I am excited for my return and to be closer to my family in Upstate NY and my roots in Puerto Rico. Although happy, I have this creeping fear of losing the European bond of my years in Belgium and Germany. The fear of losing that joie de vivre which came from spontaneous weekend trips throughout Europe, having a beer at noon (at work), or discovering a new country. Aside from the occasional overpriced, seven-hour flight to Belgium, how does one hold on to the memories created in a foreign country I called home for so many years?
I have a deep love for America. I used to stand up to my European friends in its defense, always trying to show the other side of the typical judgments against my country. My heart will always be American, but I developed a very deep love for Belgium and the countries which surround it. It was there for me when I needed a new life; it taught me new languages, and most importantly, it gave me a broad spectrum of friends. I became a local. The lady at my local patisserie anticipated my pain au chocolat order. All my friends knew to find me at Place du Châtelain on a warm Wednesday night. Questions popped in my head: How do I start all over again? Who will remember my order in the morning? Where can my friends find me on a warm summer night? Will I forget all the French I worked so hard to learn?
It now has been almost three months of living in DC and slowly getting accustomed to my new life. I’ve traded my pain au chocolat for a bagel sandwich, am still looking for a Place du Châtelain, and started to fill my dinner table with new friends. Although I can’t indulge in my pain au chocolat anymore, I try to find other ways to connect.
I recently began Dutch lessons at the Belgian Embassy. Consoling thought: I guess technically I am in Belgium every Monday night when my teacher Pat’s accent from Leuven reminds me of good times in Flanders. I am also fortunate enough that Belgian food is all the rage in my nation’s capital. I have been indulging from time to time at Brasserie Beck and love the fusion between Belgian and American at the Belga Café brunch. Who knew cornbread waffles can be so delicious! I can have Hoegaarden while watching a Wizards game at the Verizon Center. Prima!
When I arrived in Brussels, I was certain I was only going to live there for eighteen months. I ended up staying in Europe for six years. Therefore I choose not to predict the length of my stay in Washington. My house is filled with remnants of my former lives, but I’m always cautious not to have too much as I cannot predict my next move.
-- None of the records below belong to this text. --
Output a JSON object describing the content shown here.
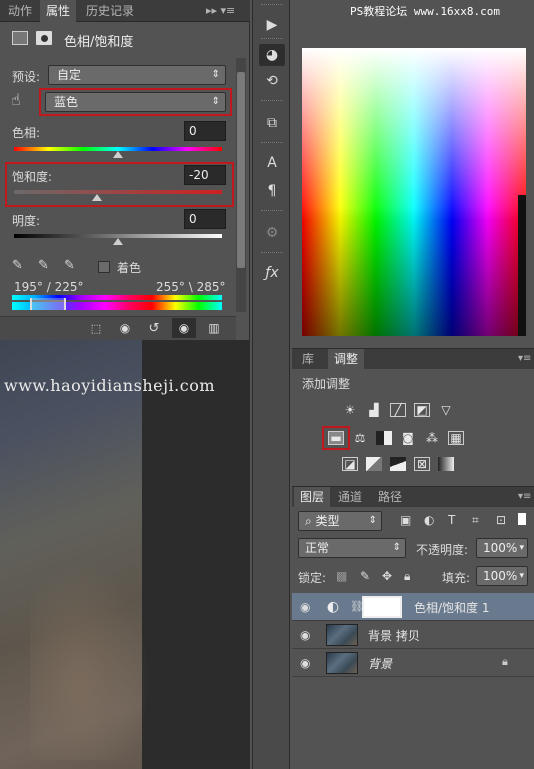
{
  "panel_tabs": [
    "动作",
    "属性",
    "历史记录"
  ],
  "panel_menu_glyph": "▸▸ ▾≡",
  "properties": {
    "title": "色相/饱和度",
    "preset_label": "预设:",
    "preset_value": "自定",
    "channel_value": "蓝色",
    "hue_label": "色相:",
    "hue_value": "0",
    "saturation_label": "饱和度:",
    "saturation_value": "-20",
    "lightness_label": "明度:",
    "lightness_value": "0",
    "colorize_label": "着色",
    "range_left": "195° / 225°",
    "range_right": "255° \\ 285°",
    "hue_level": 0.5,
    "saturation_level": 0.4,
    "lightness_level": 0.5
  },
  "watermark_left": "www.haoyidiansheji.com",
  "watermark_top": "PS教程论坛 www.16xx8.com",
  "adjustments": {
    "tabs": [
      "库",
      "调整"
    ],
    "title": "添加调整",
    "icons_row1": [
      "brightness-icon",
      "levels-icon",
      "curves-icon",
      "exposure-icon",
      "vibrance-icon"
    ],
    "icons_row2": [
      "hue-saturation-icon",
      "color-balance-icon",
      "black-white-icon",
      "photo-filter-icon",
      "channel-mixer-icon",
      "color-lookup-icon"
    ],
    "icons_row3": [
      "invert-icon",
      "posterize-icon",
      "threshold-icon",
      "selective-color-icon",
      "gradient-map-icon"
    ]
  },
  "layers": {
    "tabs": [
      "图层",
      "通道",
      "路径"
    ],
    "filter_value": "类型",
    "blend_mode": "正常",
    "opacity_label": "不透明度:",
    "opacity_value": "100%",
    "lock_label": "锁定:",
    "fill_label": "填充:",
    "fill_value": "100%",
    "items": [
      {
        "name": "色相/饱和度 1"
      },
      {
        "name": "背景 拷贝"
      },
      {
        "name": "背景"
      }
    ]
  },
  "colors": {
    "highlight": "#c0181c",
    "selected_layer": "#6a7a8e"
  }
}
For now, I will search for that broad spectrum of new friends here, discover my city, and find little pockets of Europe right here in Washington, DC.
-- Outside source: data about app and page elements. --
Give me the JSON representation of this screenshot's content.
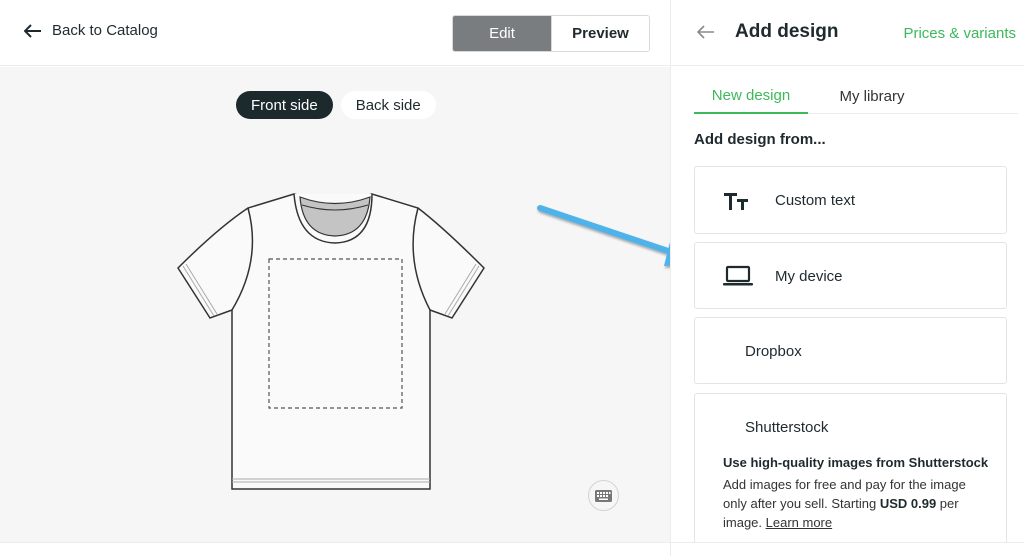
{
  "header": {
    "back_label": "Back to Catalog",
    "modes": [
      {
        "label": "Edit",
        "active": true
      },
      {
        "label": "Preview",
        "active": false
      }
    ]
  },
  "canvas": {
    "sides": [
      {
        "label": "Front side",
        "active": true
      },
      {
        "label": "Back side",
        "active": false
      }
    ],
    "product": "t-shirt",
    "keyboard_icon": "keyboard-icon",
    "annotation_arrow_color": "#4fb3ea"
  },
  "panel": {
    "title": "Add design",
    "back_icon": "arrow-left-icon",
    "prices_link": "Prices & variants",
    "tabs": [
      {
        "label": "New design",
        "active": true
      },
      {
        "label": "My library",
        "active": false
      }
    ],
    "section_heading": "Add design from...",
    "options": [
      {
        "label": "Custom text",
        "icon": "text-size-icon"
      },
      {
        "label": "My device",
        "icon": "laptop-icon"
      },
      {
        "label": "Dropbox",
        "icon": ""
      },
      {
        "label": "Shutterstock",
        "icon": ""
      }
    ],
    "shutterstock": {
      "title": "Use high-quality images from Shutterstock",
      "desc_pre": "Add images for free and pay for the image only after you sell. Starting ",
      "price": "USD 0.99",
      "desc_post": " per image. ",
      "learn_more": "Learn more"
    }
  },
  "colors": {
    "accent_green": "#3cb95b",
    "dark": "#1c2a2e",
    "edit_bg": "#7a7d7f"
  }
}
(Photo credits: 1) Jessica D. 2) Scott Bauer for the US Department of Agriculture, public domain)